▶ _TO DO_: A faithful, complete copy of the entries is the sole expected answer.

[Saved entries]

——————

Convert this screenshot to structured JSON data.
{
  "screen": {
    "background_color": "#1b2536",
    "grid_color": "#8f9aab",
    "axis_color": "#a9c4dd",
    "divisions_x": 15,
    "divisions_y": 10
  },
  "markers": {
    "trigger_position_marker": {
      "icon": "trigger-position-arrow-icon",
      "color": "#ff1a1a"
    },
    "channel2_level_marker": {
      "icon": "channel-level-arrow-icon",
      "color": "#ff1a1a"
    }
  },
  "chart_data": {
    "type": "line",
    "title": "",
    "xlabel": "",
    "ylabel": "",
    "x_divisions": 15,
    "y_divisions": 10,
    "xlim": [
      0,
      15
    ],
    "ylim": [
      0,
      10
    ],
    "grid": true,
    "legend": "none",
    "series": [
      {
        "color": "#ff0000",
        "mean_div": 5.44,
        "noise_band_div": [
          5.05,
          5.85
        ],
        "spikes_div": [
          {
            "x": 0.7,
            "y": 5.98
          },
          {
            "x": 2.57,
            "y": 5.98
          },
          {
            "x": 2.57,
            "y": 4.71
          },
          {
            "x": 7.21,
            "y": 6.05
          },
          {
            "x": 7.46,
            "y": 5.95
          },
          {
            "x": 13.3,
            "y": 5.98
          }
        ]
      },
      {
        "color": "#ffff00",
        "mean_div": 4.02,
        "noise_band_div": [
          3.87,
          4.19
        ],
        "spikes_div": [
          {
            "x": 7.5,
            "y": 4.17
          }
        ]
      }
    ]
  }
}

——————

▶ _EXERCISE OUTPUT_:
Convert this screenshot to structured JSON data.
{
  "screen": {
    "background_color": "#1b2536",
    "grid_color": "#8f9aab",
    "axis_color": "#a9c4dd",
    "divisions_x": 15,
    "divisions_y": 10
  },
  "markers": {
    "trigger_position_marker": {
      "icon": "trigger-position-arrow-icon",
      "color": "#ff1a1a"
    },
    "channel2_level_marker": {
      "icon": "channel-level-arrow-icon",
      "color": "#ff1a1a"
    }
  },
  "chart_data": {
    "type": "line",
    "title": "",
    "xlabel": "",
    "ylabel": "",
    "x_divisions": 15,
    "y_divisions": 10,
    "xlim": [
      0,
      15
    ],
    "ylim": [
      0,
      10
    ],
    "grid": true,
    "legend": "none",
    "series": [
      {
        "color": "#ff0000",
        "mean_div": 5.44,
        "noise_band_div": [
          5.05,
          5.85
        ],
        "spikes_div": [
          {
            "x": 0.7,
            "y": 5.98
          },
          {
            "x": 2.57,
            "y": 5.98
          },
          {
            "x": 2.57,
            "y": 4.71
          },
          {
            "x": 7.21,
            "y": 6.05
          },
          {
            "x": 7.46,
            "y": 5.95
          },
          {
            "x": 13.3,
            "y": 5.98
          }
        ]
      },
      {
        "color": "#ffff00",
        "mean_div": 4.02,
        "noise_band_div": [
          3.87,
          4.19
        ],
        "spikes_div": [
          {
            "x": 7.5,
            "y": 4.17
          }
        ]
      }
    ]
  }
}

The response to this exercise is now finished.